══ DATA
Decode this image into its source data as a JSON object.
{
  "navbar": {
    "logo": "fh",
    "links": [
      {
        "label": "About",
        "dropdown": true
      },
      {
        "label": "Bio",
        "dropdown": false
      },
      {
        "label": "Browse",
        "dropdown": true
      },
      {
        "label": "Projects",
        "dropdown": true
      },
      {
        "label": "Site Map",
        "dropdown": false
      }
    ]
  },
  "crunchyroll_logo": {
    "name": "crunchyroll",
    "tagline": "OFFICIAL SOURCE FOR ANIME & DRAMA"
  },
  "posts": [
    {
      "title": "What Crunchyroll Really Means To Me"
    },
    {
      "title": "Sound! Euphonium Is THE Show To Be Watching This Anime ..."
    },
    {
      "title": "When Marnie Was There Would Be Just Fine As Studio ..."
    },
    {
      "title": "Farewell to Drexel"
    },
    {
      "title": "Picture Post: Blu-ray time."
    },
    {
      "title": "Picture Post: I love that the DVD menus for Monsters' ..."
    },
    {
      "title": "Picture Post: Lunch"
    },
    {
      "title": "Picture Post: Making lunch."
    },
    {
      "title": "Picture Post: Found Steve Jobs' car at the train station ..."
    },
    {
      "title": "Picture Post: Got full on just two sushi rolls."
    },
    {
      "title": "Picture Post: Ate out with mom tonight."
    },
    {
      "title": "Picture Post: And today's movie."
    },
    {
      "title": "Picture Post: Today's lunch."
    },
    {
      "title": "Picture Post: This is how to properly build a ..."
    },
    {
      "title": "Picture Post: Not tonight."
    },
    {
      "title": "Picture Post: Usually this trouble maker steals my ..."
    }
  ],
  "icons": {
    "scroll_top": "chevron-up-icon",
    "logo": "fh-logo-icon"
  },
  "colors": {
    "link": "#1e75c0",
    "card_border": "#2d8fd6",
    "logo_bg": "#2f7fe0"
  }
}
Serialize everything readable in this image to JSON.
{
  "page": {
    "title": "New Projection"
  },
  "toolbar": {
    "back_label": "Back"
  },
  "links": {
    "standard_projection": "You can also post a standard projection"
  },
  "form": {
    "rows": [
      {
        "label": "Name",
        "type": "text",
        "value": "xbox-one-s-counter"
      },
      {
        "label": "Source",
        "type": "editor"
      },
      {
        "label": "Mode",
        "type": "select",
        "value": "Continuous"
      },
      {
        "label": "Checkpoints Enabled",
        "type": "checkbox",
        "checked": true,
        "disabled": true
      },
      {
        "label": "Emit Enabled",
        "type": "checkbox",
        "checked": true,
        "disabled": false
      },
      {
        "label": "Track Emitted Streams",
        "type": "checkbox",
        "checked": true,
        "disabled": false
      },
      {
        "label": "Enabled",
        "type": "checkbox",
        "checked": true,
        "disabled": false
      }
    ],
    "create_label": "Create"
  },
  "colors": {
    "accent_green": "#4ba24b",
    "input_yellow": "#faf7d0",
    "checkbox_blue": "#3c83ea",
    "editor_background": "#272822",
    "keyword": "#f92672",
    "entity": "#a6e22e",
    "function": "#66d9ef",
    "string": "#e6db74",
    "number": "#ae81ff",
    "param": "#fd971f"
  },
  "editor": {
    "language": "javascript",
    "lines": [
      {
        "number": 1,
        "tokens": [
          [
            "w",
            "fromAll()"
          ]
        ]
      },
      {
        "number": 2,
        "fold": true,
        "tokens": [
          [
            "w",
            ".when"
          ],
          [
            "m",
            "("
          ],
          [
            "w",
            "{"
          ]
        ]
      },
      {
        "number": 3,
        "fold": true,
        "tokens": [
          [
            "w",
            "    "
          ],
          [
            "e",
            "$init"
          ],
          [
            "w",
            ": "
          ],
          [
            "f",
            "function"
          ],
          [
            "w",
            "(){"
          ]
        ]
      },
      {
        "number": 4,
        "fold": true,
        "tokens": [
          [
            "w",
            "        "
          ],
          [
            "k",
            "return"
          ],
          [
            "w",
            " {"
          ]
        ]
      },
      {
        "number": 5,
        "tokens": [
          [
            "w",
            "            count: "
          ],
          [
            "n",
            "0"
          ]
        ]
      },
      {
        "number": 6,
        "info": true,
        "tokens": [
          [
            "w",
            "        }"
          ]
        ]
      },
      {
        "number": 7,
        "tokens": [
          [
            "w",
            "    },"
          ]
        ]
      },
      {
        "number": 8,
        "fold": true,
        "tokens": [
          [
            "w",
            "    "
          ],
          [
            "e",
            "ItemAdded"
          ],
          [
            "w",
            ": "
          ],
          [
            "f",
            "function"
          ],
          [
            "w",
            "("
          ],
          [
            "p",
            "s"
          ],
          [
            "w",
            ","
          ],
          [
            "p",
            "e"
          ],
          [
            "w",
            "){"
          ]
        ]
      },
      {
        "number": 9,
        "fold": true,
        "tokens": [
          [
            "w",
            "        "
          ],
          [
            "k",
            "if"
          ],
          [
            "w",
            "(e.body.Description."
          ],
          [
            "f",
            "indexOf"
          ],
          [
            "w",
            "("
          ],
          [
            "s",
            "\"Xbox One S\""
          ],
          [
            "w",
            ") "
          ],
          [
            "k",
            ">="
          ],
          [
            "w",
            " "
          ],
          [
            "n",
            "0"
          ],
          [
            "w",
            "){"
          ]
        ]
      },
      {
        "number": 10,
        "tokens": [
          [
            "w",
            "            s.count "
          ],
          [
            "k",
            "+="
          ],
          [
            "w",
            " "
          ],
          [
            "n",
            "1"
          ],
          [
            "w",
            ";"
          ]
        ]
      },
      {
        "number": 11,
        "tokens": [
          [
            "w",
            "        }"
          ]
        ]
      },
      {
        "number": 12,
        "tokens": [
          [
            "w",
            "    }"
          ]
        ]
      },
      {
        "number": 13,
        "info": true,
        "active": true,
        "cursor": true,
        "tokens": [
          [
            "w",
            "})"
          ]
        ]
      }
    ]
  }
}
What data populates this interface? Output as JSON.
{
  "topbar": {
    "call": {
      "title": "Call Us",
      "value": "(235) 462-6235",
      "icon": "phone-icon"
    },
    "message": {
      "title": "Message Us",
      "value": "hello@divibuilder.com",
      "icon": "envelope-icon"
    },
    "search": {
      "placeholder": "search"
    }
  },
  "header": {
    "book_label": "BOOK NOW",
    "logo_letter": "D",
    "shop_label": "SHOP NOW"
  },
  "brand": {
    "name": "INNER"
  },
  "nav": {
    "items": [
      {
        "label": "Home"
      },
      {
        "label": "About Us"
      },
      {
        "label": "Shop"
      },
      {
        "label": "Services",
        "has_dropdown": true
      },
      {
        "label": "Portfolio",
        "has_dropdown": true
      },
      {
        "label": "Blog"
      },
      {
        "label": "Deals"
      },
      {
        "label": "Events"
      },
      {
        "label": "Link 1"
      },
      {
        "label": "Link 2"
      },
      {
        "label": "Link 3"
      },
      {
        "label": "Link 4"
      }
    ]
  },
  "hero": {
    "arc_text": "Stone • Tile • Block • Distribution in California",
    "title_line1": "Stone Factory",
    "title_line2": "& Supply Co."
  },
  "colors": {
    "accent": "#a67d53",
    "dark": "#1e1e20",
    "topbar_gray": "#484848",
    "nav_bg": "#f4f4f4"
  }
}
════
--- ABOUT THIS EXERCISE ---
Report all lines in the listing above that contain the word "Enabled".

--- TASK SOLUTION ---
        "label": "Checkpoints Enabled",
        "label": "Emit Enabled",
        "label": "Enabled",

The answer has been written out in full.